PRICHEP: At this year's annual nut growers meeting, Mehlenbacher released the latest blight-resistant variety to about 500 eager farmers, processors, and chocolate-makers. But change doesn't come overnight on a tree farm.
TANNER KOENIG: Those new trees, it's year seven before you make any money on them. So you want to leave the big trees in as long as you can, but you got to take them out and replace 'em at some point.
PRICHEP: Twenty-seven-year-old Tanner Koenig pretty much grew up with blight. He's learned how to manage it, extending the amount of time one of the old trees can survive. And managing comes at a cost.
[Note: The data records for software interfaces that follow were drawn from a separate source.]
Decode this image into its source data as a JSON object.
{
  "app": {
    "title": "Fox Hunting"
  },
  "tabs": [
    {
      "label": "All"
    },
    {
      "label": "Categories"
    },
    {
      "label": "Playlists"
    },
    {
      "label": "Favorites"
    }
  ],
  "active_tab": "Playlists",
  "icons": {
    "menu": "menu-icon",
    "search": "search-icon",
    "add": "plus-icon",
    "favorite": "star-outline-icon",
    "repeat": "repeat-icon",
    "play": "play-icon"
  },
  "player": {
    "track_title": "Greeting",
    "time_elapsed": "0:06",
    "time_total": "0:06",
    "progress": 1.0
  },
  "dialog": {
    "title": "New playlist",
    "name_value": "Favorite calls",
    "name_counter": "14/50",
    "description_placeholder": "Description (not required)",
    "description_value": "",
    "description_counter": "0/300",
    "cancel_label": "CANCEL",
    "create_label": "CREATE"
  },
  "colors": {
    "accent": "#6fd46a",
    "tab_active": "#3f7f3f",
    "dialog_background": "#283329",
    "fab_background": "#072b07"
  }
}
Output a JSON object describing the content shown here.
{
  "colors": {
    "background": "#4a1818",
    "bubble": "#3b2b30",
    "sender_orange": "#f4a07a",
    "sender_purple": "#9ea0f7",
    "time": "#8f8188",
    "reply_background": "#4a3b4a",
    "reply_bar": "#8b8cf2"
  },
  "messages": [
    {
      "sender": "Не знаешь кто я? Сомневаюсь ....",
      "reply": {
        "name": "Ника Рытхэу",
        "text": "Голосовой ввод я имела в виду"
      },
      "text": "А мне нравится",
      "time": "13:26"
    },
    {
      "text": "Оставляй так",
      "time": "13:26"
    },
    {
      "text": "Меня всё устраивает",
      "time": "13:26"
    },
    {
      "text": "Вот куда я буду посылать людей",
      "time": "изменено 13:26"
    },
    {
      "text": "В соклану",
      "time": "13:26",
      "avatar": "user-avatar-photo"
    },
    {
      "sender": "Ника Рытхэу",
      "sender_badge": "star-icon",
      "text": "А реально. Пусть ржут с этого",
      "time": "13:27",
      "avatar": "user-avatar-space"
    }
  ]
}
KOENIG: It's a constant battle. I have four guys that prune every day from the first of November until the end of March. It takes two guys to stack up all the branches all winter long. And then they spray about four times for it in the springtime.
PRICHEP: Other farmers, like Rich Birkemeier out in Canby, have abandoned spraying entirely. He's just taking down trees as they succumb to blight, and planting the resistant ones in their place
BIRKEMEIER: Now frankly, I like working with trees. And now, that we have come through the dark days of Eastern Filbert Blight, the farm is actually doing better every year. Partly because of the new trees, and partly because the market for hazelnuts right now is just very, very good.
PRICHEP: And because of the health of the market - and the health of the trees -Birkemeier hopes Oregon farms will keep consumers in Nutella and hazelnut lattes for generations to come.
For NPR News, I'm Deena Prichep. Transcript provided by NPR, Copyright NPR.